Step 3: Cut Perimeter Tiles

Measure and mark any perimeter tiles that need cutting to fit around edges and obstacles. Use a wet tile saw or manual tile cutter to make calculated cuts through tiles.

Step 4: Apply Thinset and Set More Tiles

Cover the back of each tile with a thin layer of fresh thinset using the notched trowel. Press tiles firmly into place, maintaining layout lines and spacer gaps between tiles.

Step 5: Check Level and Make Adjustments

Use a level tool to periodically check for level tile rows, starting from the bottom and working up. Lift and adjust tiles that are slightly off level while thinset is still pliable.

Step 6: Mix and Apply Grout

Prepare grout per package directions and apply over the tiles to fill joints and gaps. Use a rubber grout float or squeegee to spread grout smoothly and work it into joints. Remove excess grout from tile surfaces with a damp sponge.

Step 7: Clean Tile and Finish Grouting

Once grout becomes firm, use a damp sponge to wipe a final light haze from tile surfaces. Rinse sponges frequently. Allow grout to fully cure per manufacturer instructions before sealing.

Step 8: Seal Grout

Once grout has cured, apply grout sealer following label directions to protect from moisture and staining. Allow sealer to fully dry. Your backsplash is now complete and ready to enjoy!

9 Frequently Asked Questions About Kitchen Backsplashes

1. How is backsplash different than wall tile?

Wall tiles are installed from floor to ceiling, while backsplashes only cover the space between countertops and upper cabinets. Backsplashes protect the wall from cooking splatters and stains.

2. What height should a backsplash be?

Standard backsplash height is 4 inches above the counter, but can range from 4 to 6 inches based on your preference and cabinet height. For a full backsplash look, tiles can extend to the underside of upper cabinets.

3. Can you install backsplash over existing tile?

It’s possible but not recommended. Existing tile must be in excellent condition and free of damage. The layers underneath must be able to support additional weight.

4. What’s the best backsplash for a white kitchen?

White subway tile is a classic choice that matches any style. Boldly veined marble and intricate white mosaics also pop nicely against white cabinetry.

5. Should backsplash match or complement countertop?

It depends on your desired look – matching provides a cohesive appearance while contrasting can make each stand out stylishly. Tying colors together is recommended.

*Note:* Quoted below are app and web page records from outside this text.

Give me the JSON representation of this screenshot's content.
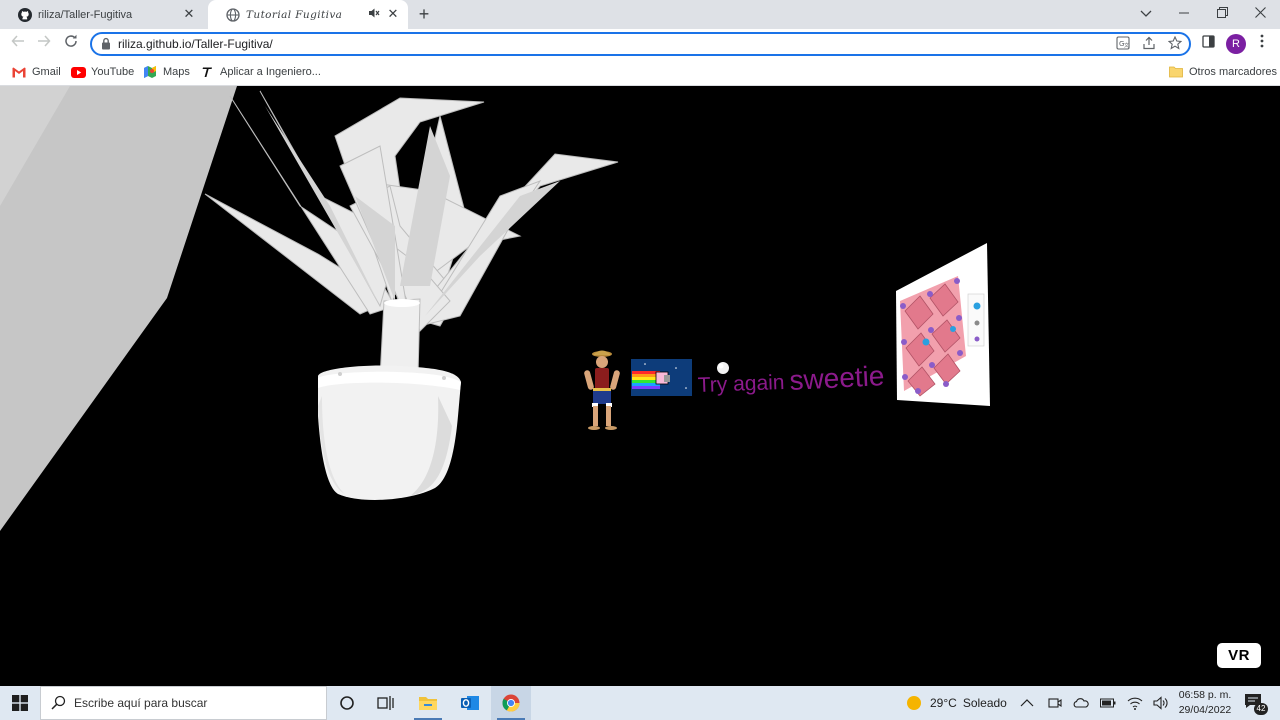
{
  "browser": {
    "tabs": [
      {
        "title": "riliza/Taller-Fugitiva",
        "favicon": "github-icon",
        "active": false
      },
      {
        "title": "Tutorial Fugitiva",
        "favicon": "globe-icon",
        "active": true,
        "muted_icon": "speaker-mute-icon"
      }
    ],
    "new_tab_icon": "plus-icon",
    "window_controls": [
      "chevron-down-icon",
      "minimize-icon",
      "restore-icon",
      "close-icon"
    ],
    "url": "riliza.github.io/Taller-Fugitiva/",
    "profile_initial": "R",
    "profile_color": "#7b1fa2",
    "bookmarks": [
      {
        "label": "Gmail",
        "icon": "gmail-icon"
      },
      {
        "label": "YouTube",
        "icon": "youtube-icon"
      },
      {
        "label": "Maps",
        "icon": "maps-icon"
      },
      {
        "label": "Aplicar a Ingeniero...",
        "icon": "italic-t-icon"
      }
    ],
    "other_bookmarks": "Otros marcadores"
  },
  "scene": {
    "message_small": "Try again",
    "message_big": "sweetie",
    "message_color": "#8b1a8b",
    "vr_button": "VR"
  },
  "taskbar": {
    "search_placeholder": "Escribe aquí para buscar",
    "weather_temp": "29°C",
    "weather_text": "Soleado",
    "time": "06:58 p. m.",
    "date": "29/04/2022",
    "notification_count": "42"
  }
}
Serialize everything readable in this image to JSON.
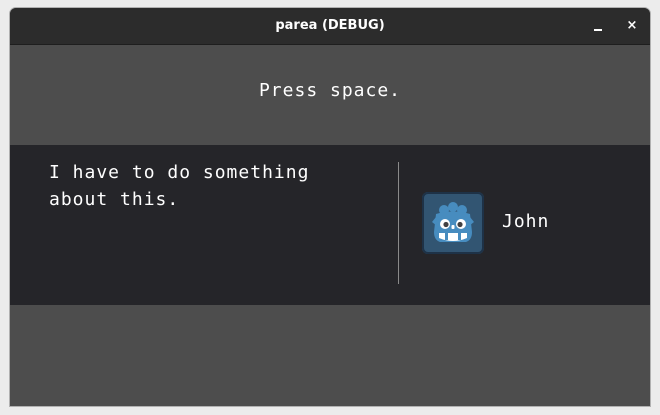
{
  "window": {
    "title": "parea (DEBUG)",
    "minimize_label": "_",
    "close_label": "×"
  },
  "prompt": {
    "text": "Press space."
  },
  "dialog": {
    "text": "I have to do something about this.",
    "speaker_name": "John",
    "avatar_icon": "godot-icon"
  },
  "colors": {
    "titlebar": "#2c2c2c",
    "background": "#4d4d4d",
    "dialog_background": "#252529",
    "avatar_blue": "#478cbf"
  }
}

6. Is backsplash better than paint?

Backsplash tile is more durable, moisture-resistant, and easier to clean than paint. But paint is an affordable option for simple backsplash design needs.

7. How do you cut backsplash tile?

Use a wet saw with a diamond blade for straight cuts and a tile nipper for rounded cuts. A cutoff wheel can notch out outlets. Use a drill with carbide bits for holes.

8. Can backsplash tile go up to ceiling?

It can for a full wall of tile. Extending tile to the ceiling can make a small kitchen appear larger but requires challenging vertical cuts.

9. Is backsplash tile hard to install?

Installing backsplash tile requires some technique but is very doable as a DIY project, especially with the help of how-to videos. patience and care yields the best results.


Planning and executing your dream kitchen backsplash involves important choices but yields so much creativity and style impact. Keeping your design goals, lifestyle needs, and budget in mind while selecting from the range of materials, colors, and patterns helps create a gorgeous, functional backsplash you’ll love. With proper planning and careful installation, you can DIY a beautiful backsplash that ties your whole kitchen together and protects walls from daily cooking mess. Impress yourself with your newfound backsplash design and installation skills.